years ago this April, Jill Robinson first walked onto a bear bile farm. On that day in April 1993, Jill could have walked away, but she chose to act and do what she could. Today, you also have a choice. If everyone reading this donated just US$20, it would pay for the care of over 150 bears at our China sanctuary for a full year. Please help us celebrate 20 years of progress. Donate US$20 today (or whatever you can afford).
More than half of China now bear-farm free after pledges from 18 provinces
22 Dec 2009
Eighteen of mainland China’s 31 provinces and districts have committed to remaining bear-farm free and rooting out any hidden bile farms. This means that more than half of China is now free of the bile industry and committed to saying that way.
Together with the district of Shanghai, which is also bear-farm free but declined to take part in the pledge, these 18 areas represent 52 per cent of China’s population and 71 per cent of its land mass.
Animals Asia Founder and CEO Jill Robinson MBE said: “This is a very significant step forward for the welfare and conservation of endangered bears in China. In 2006, 15 provinces had bear farms – today, only 12 have farms.” According to official figures, the number of bear farms in China has dropped from 480 in the mid-1990s to 68 today, however Animals Asia and many officials believe that the total number of bears continues to grow.

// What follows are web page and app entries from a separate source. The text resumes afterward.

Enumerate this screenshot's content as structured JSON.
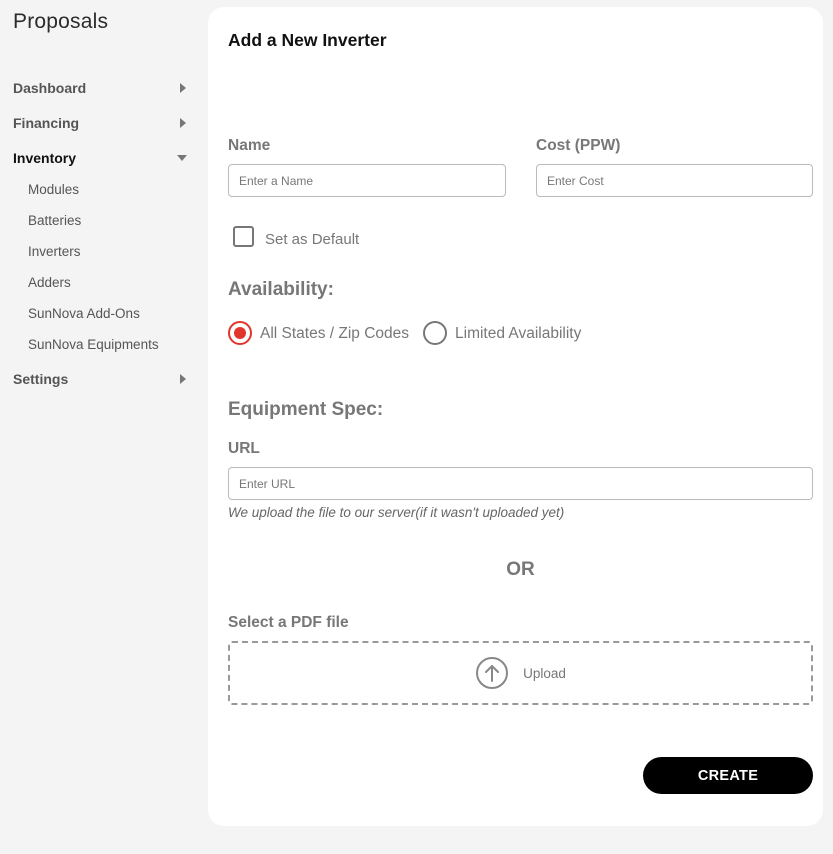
{
  "app": {
    "title": "Proposals"
  },
  "sidebar": {
    "items": [
      {
        "label": "Dashboard"
      },
      {
        "label": "Financing"
      },
      {
        "label": "Inventory"
      },
      {
        "label": "Settings"
      }
    ],
    "inventory_sub": [
      {
        "label": "Modules"
      },
      {
        "label": "Batteries"
      },
      {
        "label": "Inverters"
      },
      {
        "label": "Adders"
      },
      {
        "label": "SunNova Add-Ons"
      },
      {
        "label": "SunNova Equipments"
      }
    ]
  },
  "form": {
    "title": "Add a New Inverter",
    "name_label": "Name",
    "name_placeholder": "Enter a Name",
    "cost_label": "Cost (PPW)",
    "cost_placeholder": "Enter Cost",
    "default_label": "Set as Default",
    "availability_title": "Availability:",
    "availability_options": [
      {
        "label": "All States / Zip Codes",
        "selected": true
      },
      {
        "label": "Limited Availability",
        "selected": false
      }
    ],
    "spec_title": "Equipment Spec:",
    "url_label": "URL",
    "url_placeholder": "Enter URL",
    "url_helper": "We upload the file to our server(if it wasn't uploaded yet)",
    "or_text": "OR",
    "pdf_label": "Select a PDF file",
    "upload_label": "Upload",
    "create_label": "CREATE"
  },
  "colors": {
    "accent": "#e0352b",
    "button": "#000000",
    "background": "#f4f4f4"
  },
  "icons": {
    "dashboard": "caret-right-icon",
    "financing": "caret-right-icon",
    "inventory": "caret-down-icon",
    "settings": "caret-right-icon",
    "upload": "upload-arrow-circle-icon"
  }
}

“Sadly because of breeding on the farms and continued illegal trapping in the wild, the number of bears on farms in China has probably increased. But the action of the progressive leaders of these 18 regions in standing up publicly against this terrible industry is groundbreaking,” Ms Robinson said.
“We cannot commend these provinces highly enough for their courage and commitment – and we’re grateful for the leadership role shown by the CWCA in Beijing in saying a very powerful ‘no’ to the exploitation of one of China’s endangered flagship species.

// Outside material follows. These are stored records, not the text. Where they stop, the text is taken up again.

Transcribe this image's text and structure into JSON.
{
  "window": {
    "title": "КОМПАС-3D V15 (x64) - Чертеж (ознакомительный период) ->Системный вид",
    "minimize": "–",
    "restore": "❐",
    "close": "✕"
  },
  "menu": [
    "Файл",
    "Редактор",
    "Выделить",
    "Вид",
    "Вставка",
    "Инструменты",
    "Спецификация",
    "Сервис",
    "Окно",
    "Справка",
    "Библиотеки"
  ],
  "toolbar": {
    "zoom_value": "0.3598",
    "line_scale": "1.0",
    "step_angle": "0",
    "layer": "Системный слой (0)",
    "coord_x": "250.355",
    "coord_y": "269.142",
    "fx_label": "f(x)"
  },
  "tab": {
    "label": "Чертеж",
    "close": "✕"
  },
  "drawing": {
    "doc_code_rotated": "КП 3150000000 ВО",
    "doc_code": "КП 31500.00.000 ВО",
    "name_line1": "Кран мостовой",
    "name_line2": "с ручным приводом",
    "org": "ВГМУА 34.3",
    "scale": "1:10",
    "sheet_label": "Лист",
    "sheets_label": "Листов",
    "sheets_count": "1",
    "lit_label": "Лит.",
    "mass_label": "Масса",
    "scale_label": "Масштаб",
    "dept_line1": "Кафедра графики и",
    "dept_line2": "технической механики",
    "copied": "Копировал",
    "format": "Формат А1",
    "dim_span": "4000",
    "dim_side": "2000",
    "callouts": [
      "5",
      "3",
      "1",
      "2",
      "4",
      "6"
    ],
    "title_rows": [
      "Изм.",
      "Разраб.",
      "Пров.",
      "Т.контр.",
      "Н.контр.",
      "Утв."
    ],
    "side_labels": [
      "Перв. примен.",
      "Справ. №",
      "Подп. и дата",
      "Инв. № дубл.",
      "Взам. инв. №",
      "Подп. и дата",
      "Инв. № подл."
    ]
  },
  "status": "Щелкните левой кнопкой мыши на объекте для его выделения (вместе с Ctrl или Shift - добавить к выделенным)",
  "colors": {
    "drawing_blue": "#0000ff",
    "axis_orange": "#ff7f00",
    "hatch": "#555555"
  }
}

“We have never been more hopeful of seeing the last bear farm close as this vision spreads into other provinces of China – one by one – until bear bile usage is a distant memory, and moon bears are accorded the same protection and respect as their endangered cousins, the pandas.”
Animals Asia’s China Director of External Affairs, Toby Zhang, said the development had come at a crucial time in the campaign to end bear farming. “Just a few days ago, the Anti-Poison Centre at Bach Mai Hospital in Hanoi, Vietnam revealed it had treated a number of people who had been rushed to the centre with acute inflammation of the wall of the stomach after consuming bear bile.

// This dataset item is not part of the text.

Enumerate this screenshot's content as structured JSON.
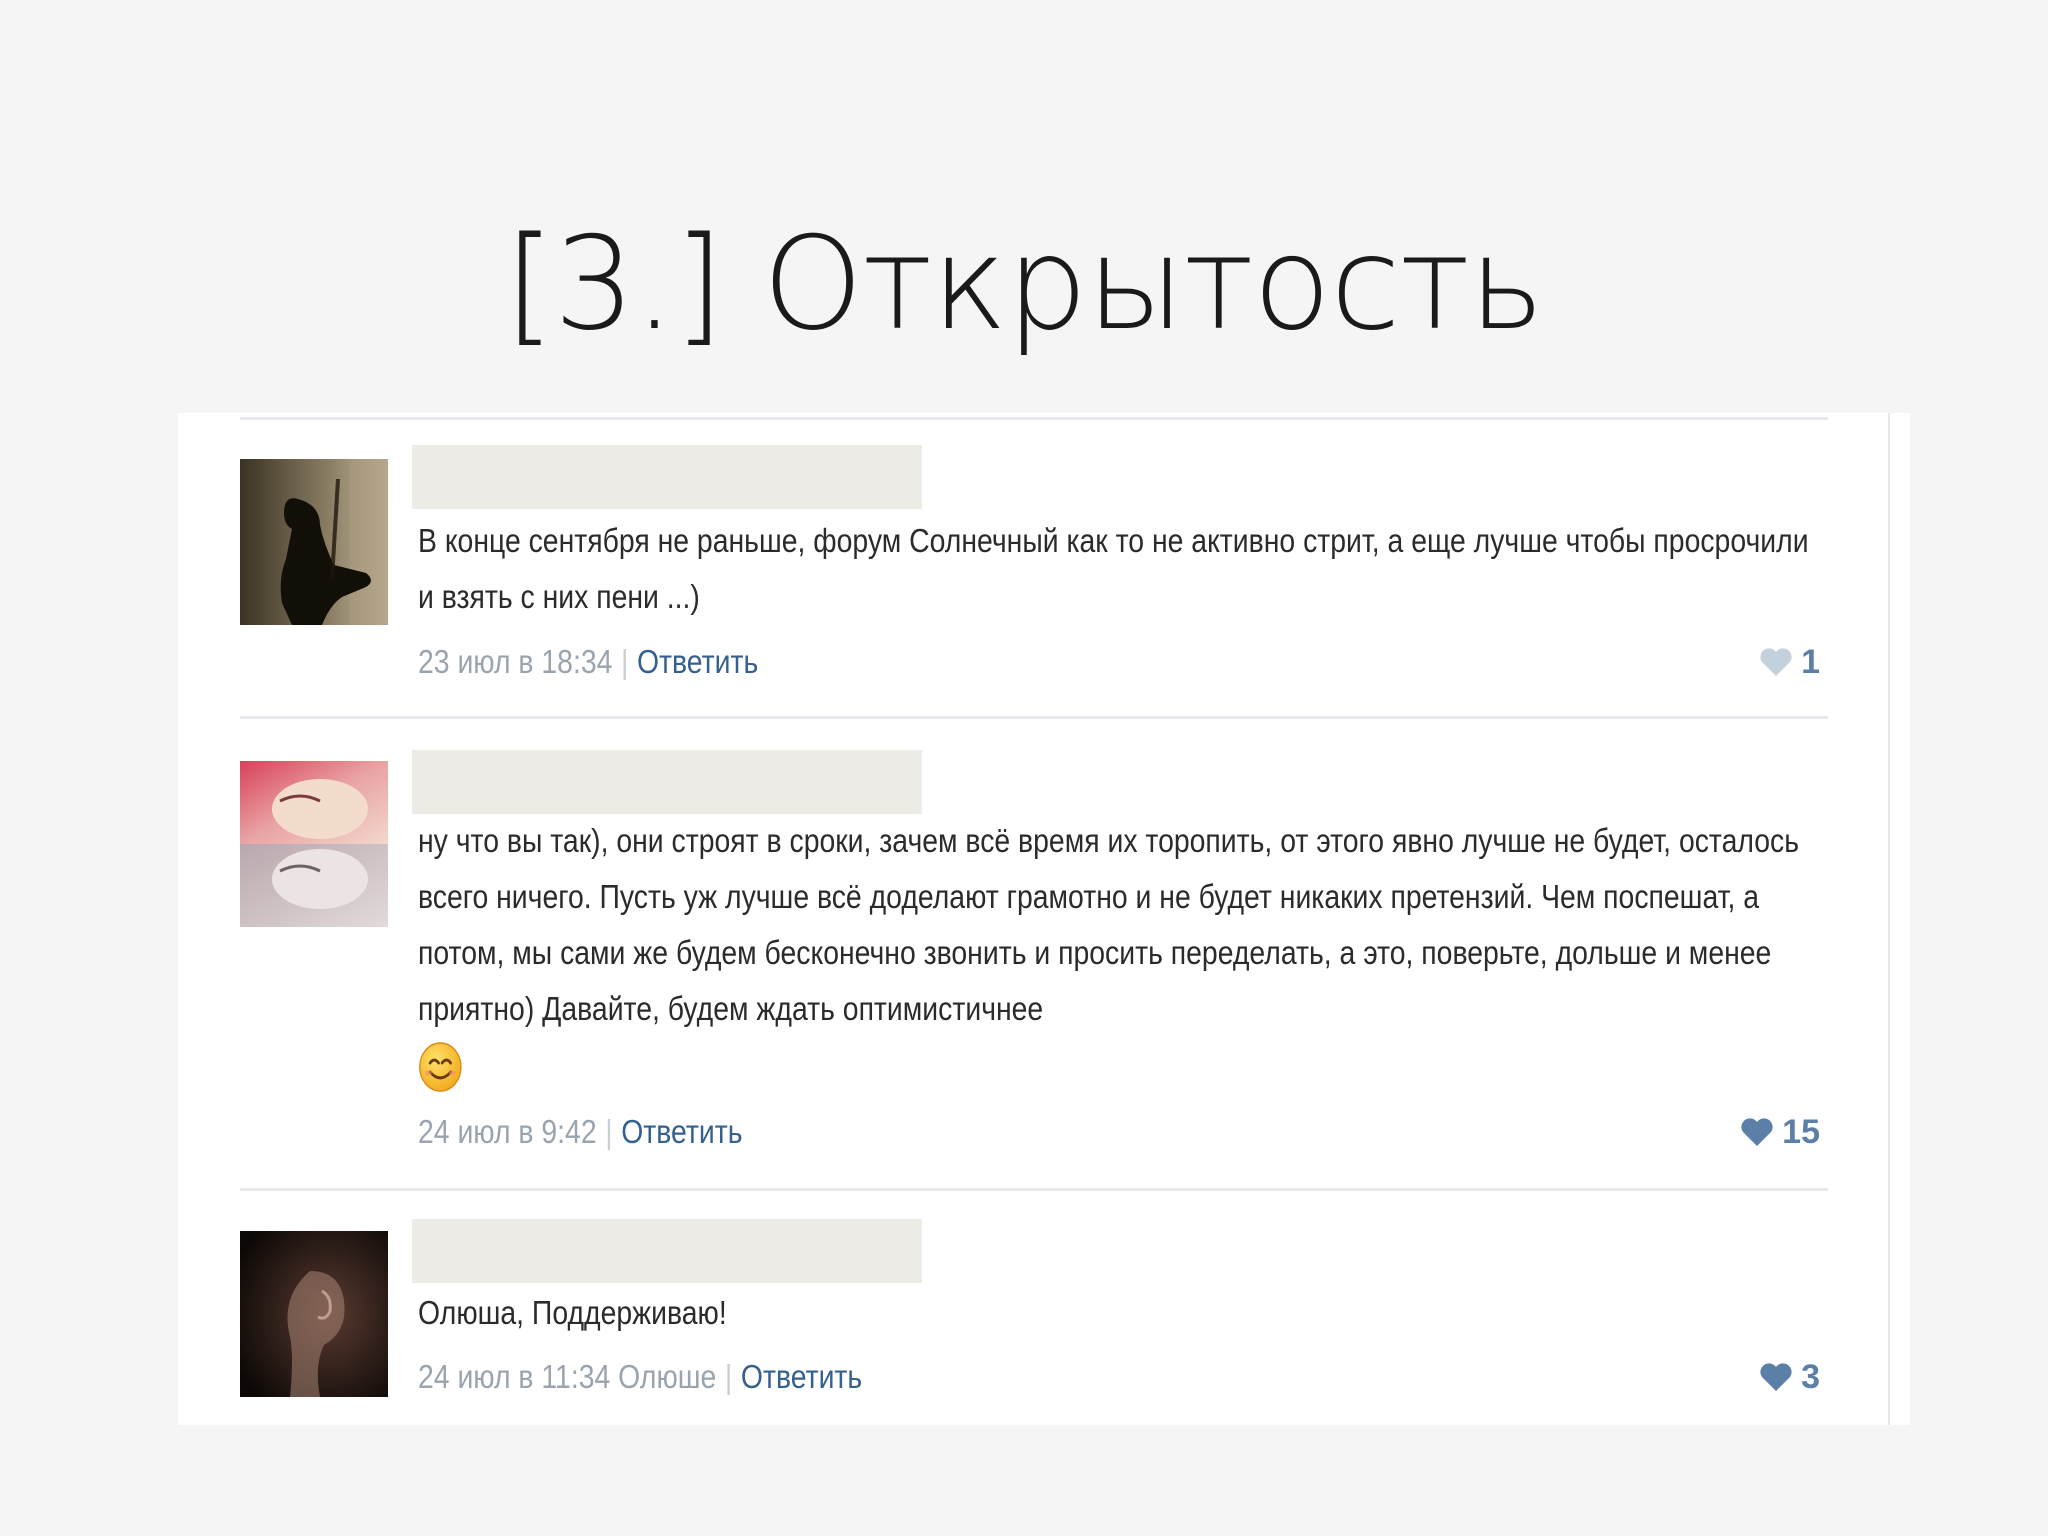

“We too have been warning about the obvious health risks of consuming a product that is contaminated with filth – and that is extracted from bears that are dying from liver cancer and pumped with antibiotics to keep them alive,” Mr Zhang said. “Animals Asia’s veterinary team has gathered shocking evidence of contamination in bile during its treatment of chronically ill bears rescued from farms.
“We have given this evidence – along with reports and warnings from independent pathologists in China and Vietnam – to our government partners in the Moon Bear Rescue, the CWCA. This information has been passed on to the relevant departments, and together with the CWCA, we’re waiting to hear back,” he said.
Mr Zhang said the growing awareness of the health implications of consuming bear bile was one of the reasons he was hopeful that more provinces would soon sign on as bear-farm free.
“Recently, we co-sponsored a traditional Chinese medicine (TCM) conference in Beijing that was attended by 250 practitioners and specialists, all committed to finding ways to end the use of endangered species in TCM. A number of speakers warned about the health effects of consuming bear bile, so the message is definitely getting out there,” he said.
The leaders of the 18 provinces are also keen to advance conservation, research and public education programmes that will benefit wildlife in their provinces. Animals Asia has pledged to support such initiatives and has created a “Wildlife Welfare and Conservation Fund” to help protect and foster respect for wild and endangered species, such as China’s moon bears.
Leaders of 16 of the 18 provinces (or provincial-level autonomous regions or municipalities directly under the Central Government) came together at a gathering hosted by the CWCA and Animals Asia Foundation in Tianjin, northern China last week.
The meeting was attended by Madam Yang Baijin, Secretary General of the CWCA, her deputy, Li Qing Wen, and Cao Liang, head of the Industry Department of the CWCA. Ms Yang praised Animals Asia as the only international NGO working in China to have made a lasting commitment backed by major capital expenditure. (Our moon bear sanctuary in Chengdu has taken in 266 bile farm bears and employs more than 150 people.)
Bear farming is still legal in China, however it has been illegal to set up a new farm since 2000, when Animals Asia signed an agreement with the CWCA and Sichuan Forestry to rescue 500 bears from the worst farms and to work towards ending the industry. To date, Animals Asia has rescued 266 bears from farms in China and 31 bears in Vietnam. Those that survive, live out their lives at our sanctuaries.
The 18 provinces or districts to commit to staying bear-farm free are:
Anhui, Beijing, Chongqing, Gansu, Guizhou, Hebei, Henan, Hubei, Hunan, Inner Mongolia, Jiangxi, Jiangsu, Ningxia, Qinghai, Shanxi, Tianjin, Tibet and Xinjiang.